02/10/2006 12:00AM

Letters to the editor


Chairman clears up actions of Calif. board

Regarding concerns raised by Mr. Kenneth Steele in the Jan. 29 letter to the Racing Form ("California board vote thumbs nose at race fans") and by others, I wish to clarify that the actions we took at the Jan. 16 meeting of the California Horse Racing Board did not dilute or in any way diminish our oversight powers.

In addressing the matter of heightened security in the stable area, we simply deferred a decision in order to allow our attorney to weigh in on the technical aspects of the language that was being considered. We already have extensive authority to conduct surveillance and to take other security measures in restricted areas, and we want to be certain that the language of any new rule would protect the rights we now have. The board, as the guardian of the sport and the public trust, will take all means necessary, at all times, to protect the integrity of the sport and the wagering public.

With respect to the action taken regarding the uncoupling of horses owned by the same entity, the board simply approved language for public notice of a proposed rule change that would eliminate such couplings. No definitive action was taken with respect to any rule change. The board always places any proposed rule change out for a public comment period of no less than 45 days, during which time the board receives comments, opinions, and suggested language changes for the proposed rule or amendment. Furthermore, following the public comment period, the board conducts a public hearing on the proposal, during which interested parties can voice their opinions to the racing commissioners. Agendas for board meetings are posted 10 days beforehand on the racing board's Web site: www.chrb.ca.gov. Only after deliberation and the comment period can the entire board act upon any rule change positively or negatively.

Richard B. Shapiro, Chairman
California Horse Racing Board

Gulfstream provides few incentives, fewer seats

Never in my wildest dreams did I think Gulfstream Park - a winter racing paradise - could be destroyed. One letter to the Racing Form noted that Gulfstream is "not a racetrack - it's a casino that happens to stage live horse racing." ("Gulfstream's makeover proves a letdown," Jan. 29) The most legitimate complaint is the lack of enough outdoor seating at the new Gulfstream.

I planned to sit, during my retirement, in reasonably priced seats to watch racing in the abundant sunshine of south Florida during the winter. I can stay in Chicago while my butt freezes to watch and bet simulcast races in an individual offtrack betting carrel for free. One can get virtually the same thing in Las Vegas for no charge, so why would a racing consumer pay up to $40 for the same privilege at Gulfstream, as patrons did on Sunshine Millions day?

Two things need to happen, and quickly. First, Gulfstream's owner, Magna Entertainment Corp., must address directly how it will handle large crowds with fairly priced outdoor seating for its fans. Second, Florida's Division of Pari-Mutuel Wagering must proactively require Gulfstream to provide these needed extra seats for the fans by a specific date. If Gulfstream does not respond promptly, give the dates to Calder or reopen Hialeah.

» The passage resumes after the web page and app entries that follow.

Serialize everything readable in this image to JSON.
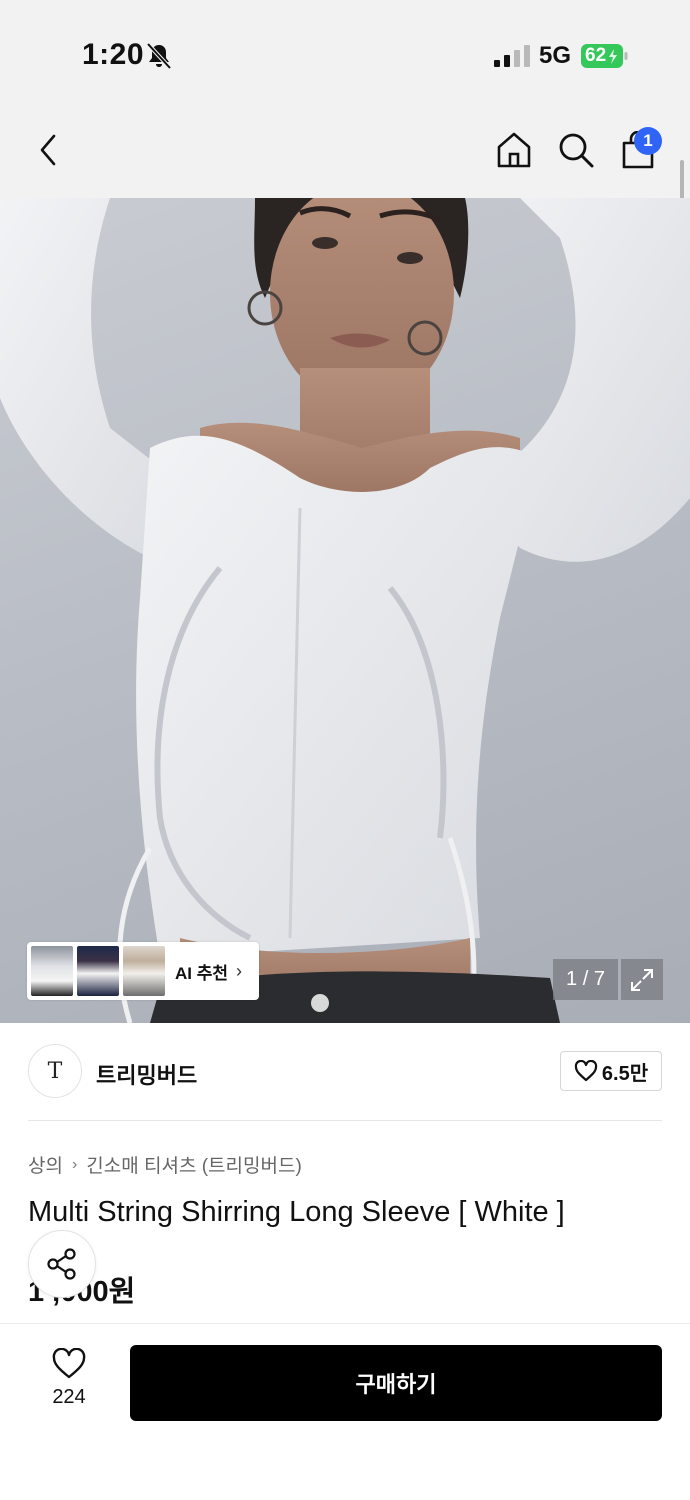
{
  "status_bar": {
    "time": "1:20",
    "network": "5G",
    "battery": "62"
  },
  "header": {
    "cart_count": "1",
    "icons": [
      "back-icon",
      "home-icon",
      "search-icon",
      "shopping-bag-icon"
    ]
  },
  "gallery": {
    "ai_recommend_label": "AI 추천",
    "counter": "1 / 7"
  },
  "brand": {
    "logo_text": "T",
    "name": "트리밍버드",
    "like_count": "6.5만"
  },
  "product": {
    "breadcrumb": [
      "상의",
      "긴소매 티셔츠 (트리밍버드)"
    ],
    "title": "Multi String Shirring Long Sleeve [ White ]",
    "price": "1 ,000원"
  },
  "bottom_bar": {
    "like_count": "224",
    "buy_label": "구매하기"
  },
  "colors": {
    "badge": "#2f64f5",
    "battery": "#34c759",
    "buy_button": "#000000"
  }
}
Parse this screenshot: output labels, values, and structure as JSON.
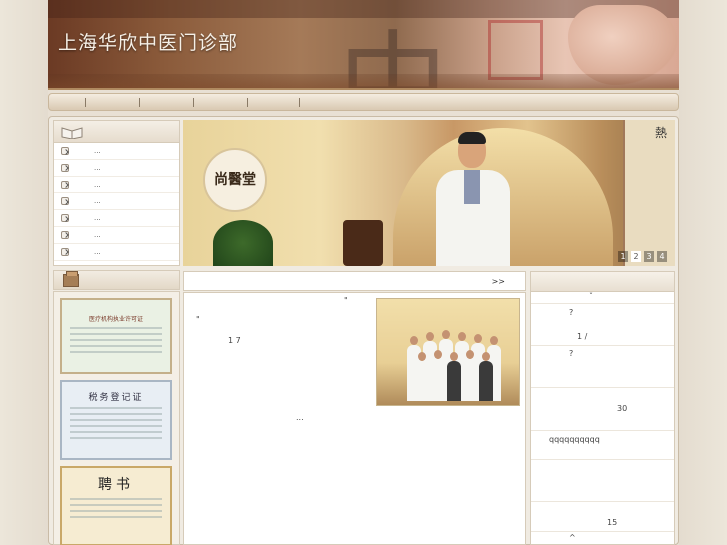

Jim Lentz
Wheaton, Ill.

Matz's story an uplifting one

A very dreary day in my town changed for the better when I read Andrew Beyer's Feb. 3 column, "For Matz, a good kind of pressure," about Michael Matz and Barbaro. I found the story to be a poignant testimonial to a quiet hero. It was an amazing story about courage, humility, and bravery that I found inspiring. My thanks to Beyer for making an otherwise dismal day one I'll never forget.

John B. Pohl
Glens Falls, N.Y.

Updating wager pools not too much to ask

What is to be made of the way simulcast money from other tracks and offtrack money from casinos and other establishments comes into the tracks? I am talking about the smaller tracks, such as Beulah Park, Thistledown, Northfield, Philadelphia Park, Dover Downs, and Tampa Bay. Until about two or three minutes to post there is a relatively insignificant amount in the win pools and not all that much more in exacta pools, and then just before post time there is an influx of money - $12,000 to $15,000 in the win pools, another $14,000 in the exacta pools. You have no idea what your payoff is going to be. A horse may be 4-1 with two minutes to post time and then when the race is off he is 7-5.

Why is the money held up till the last second? Why is it not released as it comes in? Surely with all the technology available something can be done. Why should I bet on something that the tote board says will pay $10, only to find out later that it pays $4? This happens race after race. This is a reason that horse racing faces extinction in the United States.

Angelo M. Lanzone
Sabina, Ohio

A string of bad luck, to say the least

In the last six months or so, we have witnessed severe hurricane damage to Fair Grounds wreaking havoc with an entire meet, as well as major damage to Delta Downs, necessitating a shift to Evangeline Downs. In addition, Calder was damaged by storms, and The Meadowlands had rainfall so heavy it lost all or part of seven live race cards. Ellis Park had major tornado damage. Hollywood Park can't grow grass. And now the latest: the equine herpesvirus is creating havoc with entries and shippers throughout West Virginia, Maryland, and Pennsylvania.

Has there ever been such a stretch of luck this bad in such a short time frame?

Rick Higgins
Columbus, Ohio